Only one root element is in the file, and you need this "wrapper" to contain it all. See Download for the full XML file.
Listing 1. Name your elements Matching case in tags When you create your XML, be sure that your beginning and end tags match in case. If the case doesn't match, you might get an error when you use or view the XML. Internet Explorer, for example, will not display the file content if the case is mismatched.
Instead, Internet Explorer displays messages about the beginning and end tags not matching.

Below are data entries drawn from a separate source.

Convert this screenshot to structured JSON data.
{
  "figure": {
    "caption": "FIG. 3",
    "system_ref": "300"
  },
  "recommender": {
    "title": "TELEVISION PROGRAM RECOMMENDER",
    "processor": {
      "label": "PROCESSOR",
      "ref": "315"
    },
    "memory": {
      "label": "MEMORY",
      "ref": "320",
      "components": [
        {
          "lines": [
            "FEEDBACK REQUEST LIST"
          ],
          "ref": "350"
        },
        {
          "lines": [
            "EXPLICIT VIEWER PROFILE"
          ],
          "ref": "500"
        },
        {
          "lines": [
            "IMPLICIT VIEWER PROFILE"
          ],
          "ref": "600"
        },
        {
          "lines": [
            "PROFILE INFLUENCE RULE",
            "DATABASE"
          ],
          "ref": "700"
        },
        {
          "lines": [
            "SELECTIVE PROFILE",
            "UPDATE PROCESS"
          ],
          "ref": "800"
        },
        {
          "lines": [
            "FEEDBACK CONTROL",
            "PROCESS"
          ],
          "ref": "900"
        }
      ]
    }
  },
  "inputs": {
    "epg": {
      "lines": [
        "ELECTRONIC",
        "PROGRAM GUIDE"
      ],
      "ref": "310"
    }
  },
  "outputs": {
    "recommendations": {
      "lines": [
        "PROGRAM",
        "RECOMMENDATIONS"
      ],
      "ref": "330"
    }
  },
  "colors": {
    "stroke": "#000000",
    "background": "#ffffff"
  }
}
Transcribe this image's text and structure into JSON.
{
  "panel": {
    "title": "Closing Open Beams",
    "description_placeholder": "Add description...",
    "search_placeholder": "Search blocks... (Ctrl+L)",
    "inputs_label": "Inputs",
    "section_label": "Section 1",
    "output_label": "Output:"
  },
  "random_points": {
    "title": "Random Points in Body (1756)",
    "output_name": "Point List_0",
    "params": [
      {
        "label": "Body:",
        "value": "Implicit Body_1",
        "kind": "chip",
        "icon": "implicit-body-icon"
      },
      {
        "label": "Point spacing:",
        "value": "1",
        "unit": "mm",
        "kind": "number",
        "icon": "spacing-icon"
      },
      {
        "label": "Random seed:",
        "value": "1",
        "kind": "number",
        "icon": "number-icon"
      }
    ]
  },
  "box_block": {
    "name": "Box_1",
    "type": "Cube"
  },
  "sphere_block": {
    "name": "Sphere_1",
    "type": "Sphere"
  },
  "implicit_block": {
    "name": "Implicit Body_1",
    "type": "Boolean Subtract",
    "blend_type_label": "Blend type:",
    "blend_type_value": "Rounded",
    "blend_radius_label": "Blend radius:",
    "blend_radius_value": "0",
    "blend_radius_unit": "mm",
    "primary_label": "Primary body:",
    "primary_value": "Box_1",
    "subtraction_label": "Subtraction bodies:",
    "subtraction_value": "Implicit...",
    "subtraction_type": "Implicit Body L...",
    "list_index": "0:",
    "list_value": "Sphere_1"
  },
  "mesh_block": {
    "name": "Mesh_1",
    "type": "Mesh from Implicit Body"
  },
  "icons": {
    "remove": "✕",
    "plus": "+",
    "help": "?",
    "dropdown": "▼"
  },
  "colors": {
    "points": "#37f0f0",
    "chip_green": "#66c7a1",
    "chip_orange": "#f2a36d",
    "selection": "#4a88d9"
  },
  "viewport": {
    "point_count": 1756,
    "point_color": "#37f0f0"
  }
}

Here are a few things to note about your naming: Spaces are not allowed in the element names. Names must begin with an alphabetic character, not a number or symbol. After this first character, you can use any combination of letters, numbers and the allowed symbols. Case does not matter, but be consistent to avoid confusion. Listing 2. Nest the elements Nesting is the placement of elements inside other elements. These new elements are called child elements, and the elements that enclose them are their parent elements.
Nesting can be many levels deep in an XML document.
A common syntax error is improper nesting of parent and child elements. Any child element must be completely enclosed between the starting and end tags of its parent element.
Sibling elements must each end before the next sibling begins. The code in Listing 3 shows proper nesting. The tags begin and end without intermingling with other tags. Listing 3. Attributes provide a way to store additional information each time you use an element, varying the attribute value as needed from one instance of an element to another within the same document. Listing 4 shows the XML file as it currently stands.
Listing 4. Consider the details you might add to your documents. Attributes are especially helpful if documents will be sorted—for example, by type of recipe.
Attribute names can include the same characters as element names, with similar rules for omitting spaces and starting names with alphabetic characters.
But consider the aforementioned example of sorting by recipe type. Validation is checking your document's structure against rules for your elements and how you defined child elements for each parent element. This line refers to the DTD or schema your list of elements and rules to be used to validate that document. Listing 5.
Using entities Entities can be phrases of text or special characters. They can point internally or externally. Entities must be declared and expressed properly to avoid errors and to ensure proper display. You cannot typed special characters directly into your content.
To use a symbol in your text, you must set it up as an entity using its character code. You can set up phrases such as a company name as an entity, then type the entity throughout your content. This code identifies the text that stands in for the entity. Listing 6. So he understands XML from the real-world point of view of someone with a job to do.
His first goal is to take on the big questions. First, What is XML?
Ray attacks this question from multiple angles, introducing XML as a general-purpose information storage system, a markup language toolkit, and an open standard or, increasingly, a collection of standards. What can and can t you do with XML? What s the history that led us here? And what tools do you need to get started? Next, he introduces the basic building blocks of XML markup and all XML-derived languages: stuff you ll need to know regardless of your goals.
Through easy examples, you ll understand elements, attributes, entities, and processing instructions -- and how they fit together in a well-formed XML document. Then, it s on to representing information with XML -- in other words, understanding the nature and planning the structure of the documents you ll be using.
Ray starts simply, then builds on his basic examples to discuss narrative documents with text flows, block and inline elements, and titled sections. Once you can handle those, he discusses more complex information modeling, as used in specialized markup languages such as VML. This edition contains an entirely new chapter on XML Schemas -- what he calls the shepherds that keep documents from straying outside of the herd and causing trouble.
Schemas, of course, have become hugely important. This is one of the best plain-English introductions to the topic we ve seen.